Thoughts on the Future of Public Education, Part 1
Pearson, the education publisher, suffered a huge loss in February of this year. From The Guardian:
Pearson has reported a pre-tax loss of £2.6bn for 2016, the biggest in its history, after a slump at its US education operation.
The profit warning was prompted by the collapse of its US higher education business, which is struggling with a decline in textbook sales and the transition to digital learning. The US business accounts for two-thirds of Pearson’s revenues and profits.I point this out because even as Seattle Schools struggles with textbook adoptions, are textbooks on the way out? I think that may be true in years to come but until every single child has a tablet or access at home to a computer, I'm not sure how that could be mandated. It would seem to be a real cost-saver to districts as well as add to the variety of curriculum available.
From The Atlantic, What is the Future of Public Education? Four agendas beyond school choice the new administration might look to advance:
It appears unlikely that President-elect Donald Trump can convince Congress—even a Republican-controlled Congress—to shell out $20 billion for school choice, as he promised during his campaign.

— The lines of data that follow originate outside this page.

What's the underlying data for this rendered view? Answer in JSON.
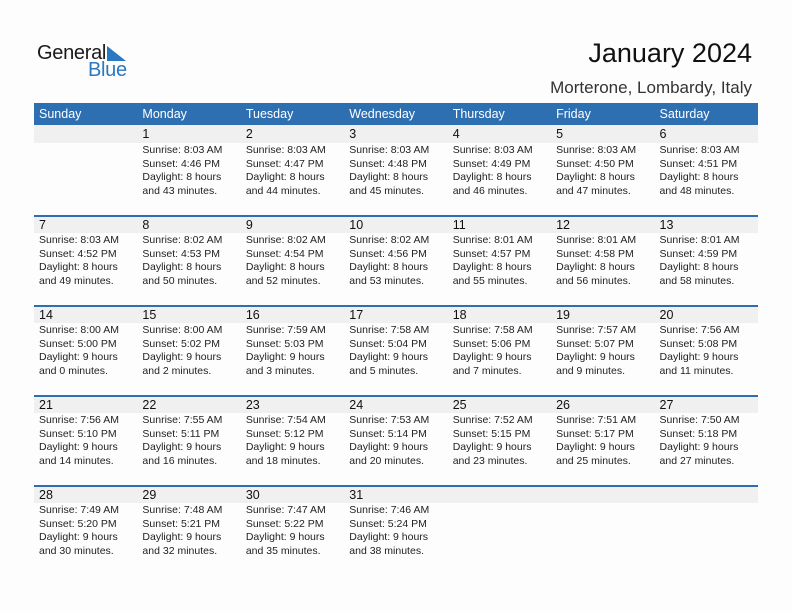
{
  "logo": {
    "word1": "General",
    "word2": "Blue"
  },
  "header": {
    "title": "January 2024",
    "location": "Morterone, Lombardy, Italy"
  },
  "colors": {
    "accent": "#2d6fb0",
    "logo_blue": "#2a78c2",
    "day_bar": "#f0f0f0"
  },
  "weekdays": [
    "Sunday",
    "Monday",
    "Tuesday",
    "Wednesday",
    "Thursday",
    "Friday",
    "Saturday"
  ],
  "weeks": [
    [
      null,
      {
        "day": "1",
        "sunrise": "Sunrise: 8:03 AM",
        "sunset": "Sunset: 4:46 PM",
        "daylight1": "Daylight: 8 hours",
        "daylight2": "and 43 minutes."
      },
      {
        "day": "2",
        "sunrise": "Sunrise: 8:03 AM",
        "sunset": "Sunset: 4:47 PM",
        "daylight1": "Daylight: 8 hours",
        "daylight2": "and 44 minutes."
      },
      {
        "day": "3",
        "sunrise": "Sunrise: 8:03 AM",
        "sunset": "Sunset: 4:48 PM",
        "daylight1": "Daylight: 8 hours",
        "daylight2": "and 45 minutes."
      },
      {
        "day": "4",
        "sunrise": "Sunrise: 8:03 AM",
        "sunset": "Sunset: 4:49 PM",
        "daylight1": "Daylight: 8 hours",
        "daylight2": "and 46 minutes."
      },
      {
        "day": "5",
        "sunrise": "Sunrise: 8:03 AM",
        "sunset": "Sunset: 4:50 PM",
        "daylight1": "Daylight: 8 hours",
        "daylight2": "and 47 minutes."
      },
      {
        "day": "6",
        "sunrise": "Sunrise: 8:03 AM",
        "sunset": "Sunset: 4:51 PM",
        "daylight1": "Daylight: 8 hours",
        "daylight2": "and 48 minutes."
      }
    ],
    [
      {
        "day": "7",
        "sunrise": "Sunrise: 8:03 AM",
        "sunset": "Sunset: 4:52 PM",
        "daylight1": "Daylight: 8 hours",
        "daylight2": "and 49 minutes."
      },
      {
        "day": "8",
        "sunrise": "Sunrise: 8:02 AM",
        "sunset": "Sunset: 4:53 PM",
        "daylight1": "Daylight: 8 hours",
        "daylight2": "and 50 minutes."
      },
      {
        "day": "9",
        "sunrise": "Sunrise: 8:02 AM",
        "sunset": "Sunset: 4:54 PM",
        "daylight1": "Daylight: 8 hours",
        "daylight2": "and 52 minutes."
      },
      {
        "day": "10",
        "sunrise": "Sunrise: 8:02 AM",
        "sunset": "Sunset: 4:56 PM",
        "daylight1": "Daylight: 8 hours",
        "daylight2": "and 53 minutes."
      },
      {
        "day": "11",
        "sunrise": "Sunrise: 8:01 AM",
        "sunset": "Sunset: 4:57 PM",
        "daylight1": "Daylight: 8 hours",
        "daylight2": "and 55 minutes."
      },
      {
        "day": "12",
        "sunrise": "Sunrise: 8:01 AM",
        "sunset": "Sunset: 4:58 PM",
        "daylight1": "Daylight: 8 hours",
        "daylight2": "and 56 minutes."
      },
      {
        "day": "13",
        "sunrise": "Sunrise: 8:01 AM",
        "sunset": "Sunset: 4:59 PM",
        "daylight1": "Daylight: 8 hours",
        "daylight2": "and 58 minutes."
      }
    ],
    [
      {
        "day": "14",
        "sunrise": "Sunrise: 8:00 AM",
        "sunset": "Sunset: 5:00 PM",
        "daylight1": "Daylight: 9 hours",
        "daylight2": "and 0 minutes."
      },
      {
        "day": "15",
        "sunrise": "Sunrise: 8:00 AM",
        "sunset": "Sunset: 5:02 PM",
        "daylight1": "Daylight: 9 hours",
        "daylight2": "and 2 minutes."
      },
      {
        "day": "16",
        "sunrise": "Sunrise: 7:59 AM",
        "sunset": "Sunset: 5:03 PM",
        "daylight1": "Daylight: 9 hours",
        "daylight2": "and 3 minutes."
      },
      {
        "day": "17",
        "sunrise": "Sunrise: 7:58 AM",
        "sunset": "Sunset: 5:04 PM",
        "daylight1": "Daylight: 9 hours",
        "daylight2": "and 5 minutes."
      },
      {
        "day": "18",
        "sunrise": "Sunrise: 7:58 AM",
        "sunset": "Sunset: 5:06 PM",
        "daylight1": "Daylight: 9 hours",
        "daylight2": "and 7 minutes."
      },
      {
        "day": "19",
        "sunrise": "Sunrise: 7:57 AM",
        "sunset": "Sunset: 5:07 PM",
        "daylight1": "Daylight: 9 hours",
        "daylight2": "and 9 minutes."
      },
      {
        "day": "20",
        "sunrise": "Sunrise: 7:56 AM",
        "sunset": "Sunset: 5:08 PM",
        "daylight1": "Daylight: 9 hours",
        "daylight2": "and 11 minutes."
      }
    ],
    [
      {
        "day": "21",
        "sunrise": "Sunrise: 7:56 AM",
        "sunset": "Sunset: 5:10 PM",
        "daylight1": "Daylight: 9 hours",
        "daylight2": "and 14 minutes."
      },
      {
        "day": "22",
        "sunrise": "Sunrise: 7:55 AM",
        "sunset": "Sunset: 5:11 PM",
        "daylight1": "Daylight: 9 hours",
        "daylight2": "and 16 minutes."
      },
      {
        "day": "23",
        "sunrise": "Sunrise: 7:54 AM",
        "sunset": "Sunset: 5:12 PM",
        "daylight1": "Daylight: 9 hours",
        "daylight2": "and 18 minutes."
      },
      {
        "day": "24",
        "sunrise": "Sunrise: 7:53 AM",
        "sunset": "Sunset: 5:14 PM",
        "daylight1": "Daylight: 9 hours",
        "daylight2": "and 20 minutes."
      },
      {
        "day": "25",
        "sunrise": "Sunrise: 7:52 AM",
        "sunset": "Sunset: 5:15 PM",
        "daylight1": "Daylight: 9 hours",
        "daylight2": "and 23 minutes."
      },
      {
        "day": "26",
        "sunrise": "Sunrise: 7:51 AM",
        "sunset": "Sunset: 5:17 PM",
        "daylight1": "Daylight: 9 hours",
        "daylight2": "and 25 minutes."
      },
      {
        "day": "27",
        "sunrise": "Sunrise: 7:50 AM",
        "sunset": "Sunset: 5:18 PM",
        "daylight1": "Daylight: 9 hours",
        "daylight2": "and 27 minutes."
      }
    ],
    [
      {
        "day": "28",
        "sunrise": "Sunrise: 7:49 AM",
        "sunset": "Sunset: 5:20 PM",
        "daylight1": "Daylight: 9 hours",
        "daylight2": "and 30 minutes."
      },
      {
        "day": "29",
        "sunrise": "Sunrise: 7:48 AM",
        "sunset": "Sunset: 5:21 PM",
        "daylight1": "Daylight: 9 hours",
        "daylight2": "and 32 minutes."
      },
      {
        "day": "30",
        "sunrise": "Sunrise: 7:47 AM",
        "sunset": "Sunset: 5:22 PM",
        "daylight1": "Daylight: 9 hours",
        "daylight2": "and 35 minutes."
      },
      {
        "day": "31",
        "sunrise": "Sunrise: 7:46 AM",
        "sunset": "Sunset: 5:24 PM",
        "daylight1": "Daylight: 9 hours",
        "daylight2": "and 38 minutes."
      },
      null,
      null,
      null
    ]
  ]
}
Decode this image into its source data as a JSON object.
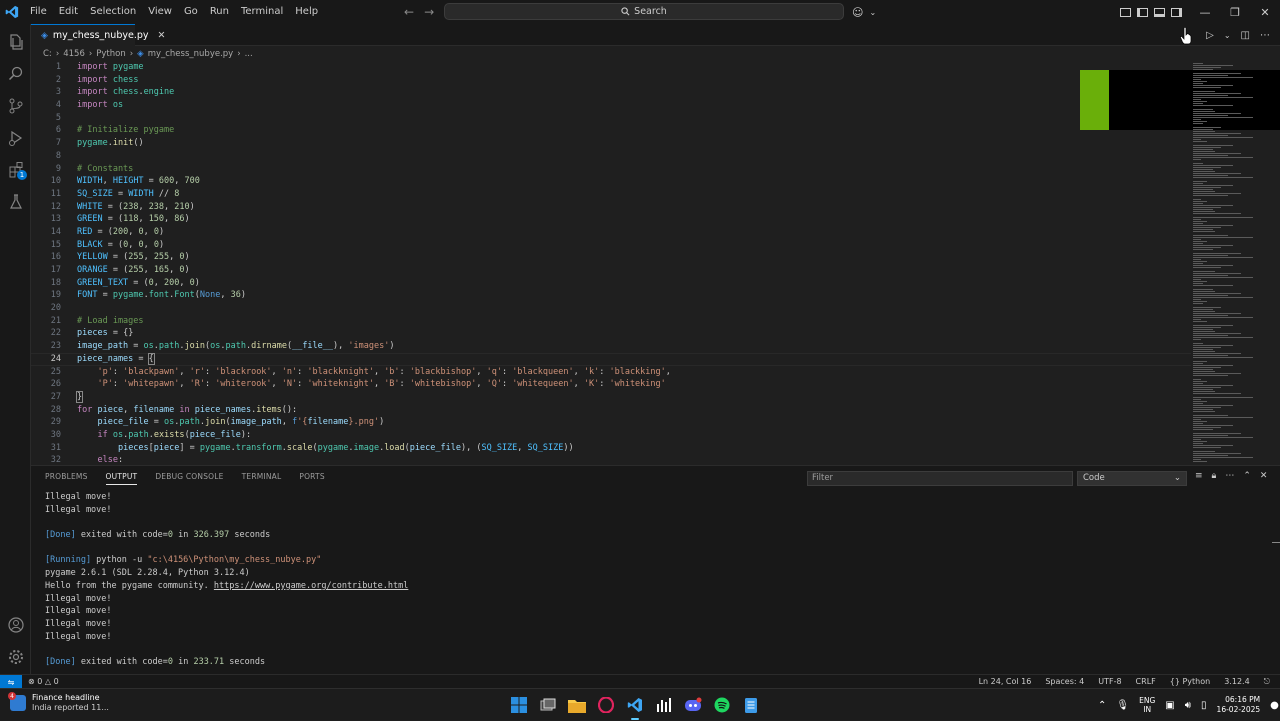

But by tapping billionaire voucher-advocate Betsy Seattle Schools Community Forum: Thoughts on the Future of Public Education, Part 1: